Search each line below for the word "members" and list those that contain it.

Dataset records

= Beginning of Section =

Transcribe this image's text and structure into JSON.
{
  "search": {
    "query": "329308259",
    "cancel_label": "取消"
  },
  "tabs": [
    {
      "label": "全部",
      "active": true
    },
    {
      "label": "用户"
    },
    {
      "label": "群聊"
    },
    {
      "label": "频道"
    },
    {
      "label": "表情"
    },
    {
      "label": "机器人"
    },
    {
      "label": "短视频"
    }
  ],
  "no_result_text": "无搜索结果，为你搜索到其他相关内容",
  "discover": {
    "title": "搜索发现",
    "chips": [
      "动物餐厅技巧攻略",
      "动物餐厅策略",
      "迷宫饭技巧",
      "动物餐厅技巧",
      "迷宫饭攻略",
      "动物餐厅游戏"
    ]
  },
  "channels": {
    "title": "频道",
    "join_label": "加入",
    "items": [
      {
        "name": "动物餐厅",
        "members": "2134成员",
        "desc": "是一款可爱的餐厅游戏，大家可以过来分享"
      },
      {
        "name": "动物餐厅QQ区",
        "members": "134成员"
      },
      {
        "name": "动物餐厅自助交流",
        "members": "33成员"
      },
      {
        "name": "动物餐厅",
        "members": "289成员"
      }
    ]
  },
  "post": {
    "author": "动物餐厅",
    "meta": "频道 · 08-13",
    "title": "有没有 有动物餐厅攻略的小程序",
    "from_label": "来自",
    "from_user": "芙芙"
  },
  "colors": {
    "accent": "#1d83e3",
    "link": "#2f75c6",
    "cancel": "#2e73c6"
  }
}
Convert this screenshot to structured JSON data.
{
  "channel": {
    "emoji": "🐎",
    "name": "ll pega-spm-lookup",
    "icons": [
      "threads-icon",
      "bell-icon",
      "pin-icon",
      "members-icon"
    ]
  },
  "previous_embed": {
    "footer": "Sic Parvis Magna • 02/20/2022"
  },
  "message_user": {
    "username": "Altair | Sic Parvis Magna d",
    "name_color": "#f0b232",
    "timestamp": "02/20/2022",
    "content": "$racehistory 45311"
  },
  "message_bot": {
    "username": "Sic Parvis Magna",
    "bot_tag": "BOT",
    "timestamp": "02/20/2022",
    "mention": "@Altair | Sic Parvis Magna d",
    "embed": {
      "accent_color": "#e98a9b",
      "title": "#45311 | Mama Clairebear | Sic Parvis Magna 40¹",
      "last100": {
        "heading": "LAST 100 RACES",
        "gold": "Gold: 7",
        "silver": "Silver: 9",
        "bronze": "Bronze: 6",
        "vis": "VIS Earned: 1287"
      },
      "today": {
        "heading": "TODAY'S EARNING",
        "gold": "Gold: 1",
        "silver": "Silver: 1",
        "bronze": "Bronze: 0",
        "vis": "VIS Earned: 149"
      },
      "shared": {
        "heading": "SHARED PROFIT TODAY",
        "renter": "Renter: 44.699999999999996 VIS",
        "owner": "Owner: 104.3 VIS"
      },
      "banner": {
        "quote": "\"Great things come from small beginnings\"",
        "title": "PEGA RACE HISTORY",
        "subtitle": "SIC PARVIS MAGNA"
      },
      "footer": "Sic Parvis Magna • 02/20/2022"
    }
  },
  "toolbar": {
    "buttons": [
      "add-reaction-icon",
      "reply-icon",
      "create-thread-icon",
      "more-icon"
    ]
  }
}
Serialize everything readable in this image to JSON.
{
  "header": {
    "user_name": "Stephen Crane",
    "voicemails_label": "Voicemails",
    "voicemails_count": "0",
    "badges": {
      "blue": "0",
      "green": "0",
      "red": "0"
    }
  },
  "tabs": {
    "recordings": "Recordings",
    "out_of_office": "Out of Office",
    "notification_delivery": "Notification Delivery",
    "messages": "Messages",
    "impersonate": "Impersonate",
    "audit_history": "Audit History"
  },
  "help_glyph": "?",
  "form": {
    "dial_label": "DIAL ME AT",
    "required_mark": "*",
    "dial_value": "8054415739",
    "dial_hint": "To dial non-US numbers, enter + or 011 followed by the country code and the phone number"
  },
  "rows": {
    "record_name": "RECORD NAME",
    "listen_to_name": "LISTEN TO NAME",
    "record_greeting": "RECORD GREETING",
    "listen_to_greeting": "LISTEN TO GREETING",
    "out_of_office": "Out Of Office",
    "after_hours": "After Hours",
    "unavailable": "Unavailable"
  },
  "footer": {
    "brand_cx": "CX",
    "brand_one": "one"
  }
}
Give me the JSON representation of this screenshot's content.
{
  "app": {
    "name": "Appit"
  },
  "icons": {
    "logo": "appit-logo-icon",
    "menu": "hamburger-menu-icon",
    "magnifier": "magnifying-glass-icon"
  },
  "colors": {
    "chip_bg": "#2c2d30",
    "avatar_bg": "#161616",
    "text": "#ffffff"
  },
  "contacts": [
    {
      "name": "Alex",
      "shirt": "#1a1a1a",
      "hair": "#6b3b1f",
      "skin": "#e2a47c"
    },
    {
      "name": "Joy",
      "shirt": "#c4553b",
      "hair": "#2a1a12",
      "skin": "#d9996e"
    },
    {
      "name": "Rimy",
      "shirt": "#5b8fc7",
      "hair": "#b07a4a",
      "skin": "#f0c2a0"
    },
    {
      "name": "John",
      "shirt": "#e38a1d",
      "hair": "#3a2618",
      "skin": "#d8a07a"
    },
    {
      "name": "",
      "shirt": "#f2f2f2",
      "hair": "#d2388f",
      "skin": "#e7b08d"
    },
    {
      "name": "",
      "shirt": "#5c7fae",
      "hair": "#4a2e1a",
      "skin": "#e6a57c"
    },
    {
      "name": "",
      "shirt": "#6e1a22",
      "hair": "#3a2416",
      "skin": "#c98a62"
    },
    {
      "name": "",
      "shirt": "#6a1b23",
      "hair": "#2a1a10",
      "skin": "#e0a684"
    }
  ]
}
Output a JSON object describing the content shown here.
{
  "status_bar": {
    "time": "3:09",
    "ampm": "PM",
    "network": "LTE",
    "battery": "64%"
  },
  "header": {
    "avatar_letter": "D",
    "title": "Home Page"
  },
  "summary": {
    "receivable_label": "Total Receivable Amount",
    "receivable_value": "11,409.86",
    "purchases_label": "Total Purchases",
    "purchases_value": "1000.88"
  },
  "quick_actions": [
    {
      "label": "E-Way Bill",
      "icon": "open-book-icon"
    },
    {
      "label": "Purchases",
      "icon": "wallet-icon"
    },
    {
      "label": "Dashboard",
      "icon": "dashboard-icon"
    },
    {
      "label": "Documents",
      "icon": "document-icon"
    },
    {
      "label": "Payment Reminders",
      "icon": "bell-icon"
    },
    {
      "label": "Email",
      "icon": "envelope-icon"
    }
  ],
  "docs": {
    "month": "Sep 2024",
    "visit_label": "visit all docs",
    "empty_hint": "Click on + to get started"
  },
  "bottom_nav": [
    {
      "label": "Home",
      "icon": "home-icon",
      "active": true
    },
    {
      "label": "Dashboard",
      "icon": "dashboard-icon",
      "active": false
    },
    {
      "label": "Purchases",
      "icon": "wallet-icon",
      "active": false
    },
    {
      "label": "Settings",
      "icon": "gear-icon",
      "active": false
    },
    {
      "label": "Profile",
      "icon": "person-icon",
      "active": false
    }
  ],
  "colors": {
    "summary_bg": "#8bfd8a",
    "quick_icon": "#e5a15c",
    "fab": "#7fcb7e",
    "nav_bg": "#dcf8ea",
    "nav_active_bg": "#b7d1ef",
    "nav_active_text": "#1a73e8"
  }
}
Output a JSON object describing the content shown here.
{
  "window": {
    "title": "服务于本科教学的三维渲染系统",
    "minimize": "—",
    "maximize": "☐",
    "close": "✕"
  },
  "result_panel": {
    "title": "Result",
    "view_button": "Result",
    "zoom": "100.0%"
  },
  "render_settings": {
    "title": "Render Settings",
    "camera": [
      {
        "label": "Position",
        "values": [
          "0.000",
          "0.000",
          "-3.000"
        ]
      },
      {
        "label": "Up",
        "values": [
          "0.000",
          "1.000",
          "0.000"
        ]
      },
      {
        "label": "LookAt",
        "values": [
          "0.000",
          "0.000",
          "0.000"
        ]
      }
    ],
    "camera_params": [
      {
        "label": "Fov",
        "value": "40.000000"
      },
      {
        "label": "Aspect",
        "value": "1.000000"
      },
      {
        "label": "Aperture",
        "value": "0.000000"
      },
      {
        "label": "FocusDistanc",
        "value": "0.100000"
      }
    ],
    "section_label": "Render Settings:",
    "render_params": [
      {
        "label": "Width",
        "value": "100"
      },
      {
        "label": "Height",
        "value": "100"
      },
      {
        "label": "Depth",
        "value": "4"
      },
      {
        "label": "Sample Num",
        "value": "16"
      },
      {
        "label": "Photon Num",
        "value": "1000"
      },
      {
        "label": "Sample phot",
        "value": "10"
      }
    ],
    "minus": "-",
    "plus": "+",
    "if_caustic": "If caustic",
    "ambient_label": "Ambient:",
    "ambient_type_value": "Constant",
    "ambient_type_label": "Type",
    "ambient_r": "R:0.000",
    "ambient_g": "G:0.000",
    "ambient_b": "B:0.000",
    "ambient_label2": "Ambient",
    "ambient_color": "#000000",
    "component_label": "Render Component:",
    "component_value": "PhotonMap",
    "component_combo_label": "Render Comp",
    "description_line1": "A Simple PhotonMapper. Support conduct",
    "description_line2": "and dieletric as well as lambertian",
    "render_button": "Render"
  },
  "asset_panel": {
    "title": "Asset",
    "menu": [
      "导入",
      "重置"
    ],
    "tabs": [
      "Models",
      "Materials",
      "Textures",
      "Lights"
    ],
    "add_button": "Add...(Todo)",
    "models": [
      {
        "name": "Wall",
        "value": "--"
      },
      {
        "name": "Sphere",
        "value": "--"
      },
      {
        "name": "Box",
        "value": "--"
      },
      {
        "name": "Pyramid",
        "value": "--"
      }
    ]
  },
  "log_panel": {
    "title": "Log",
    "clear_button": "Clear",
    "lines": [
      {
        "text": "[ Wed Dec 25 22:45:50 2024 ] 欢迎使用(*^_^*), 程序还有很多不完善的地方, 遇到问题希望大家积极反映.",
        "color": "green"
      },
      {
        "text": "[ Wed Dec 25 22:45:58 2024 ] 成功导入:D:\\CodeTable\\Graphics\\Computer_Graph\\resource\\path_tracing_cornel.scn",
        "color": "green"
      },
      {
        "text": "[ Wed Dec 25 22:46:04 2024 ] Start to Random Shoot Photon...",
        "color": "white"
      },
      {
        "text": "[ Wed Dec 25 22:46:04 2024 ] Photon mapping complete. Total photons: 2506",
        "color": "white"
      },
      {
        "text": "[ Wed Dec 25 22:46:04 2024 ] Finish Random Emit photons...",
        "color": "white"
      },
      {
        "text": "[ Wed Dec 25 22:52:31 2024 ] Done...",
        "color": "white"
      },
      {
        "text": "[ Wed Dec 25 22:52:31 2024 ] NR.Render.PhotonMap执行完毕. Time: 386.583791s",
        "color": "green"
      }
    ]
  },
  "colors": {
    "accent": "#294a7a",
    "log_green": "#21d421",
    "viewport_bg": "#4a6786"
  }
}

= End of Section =

Output
        "members": "2134成员",
        "members": "134成员"
        "members": "33成员"
        "members": "289成员"
      "members-icon"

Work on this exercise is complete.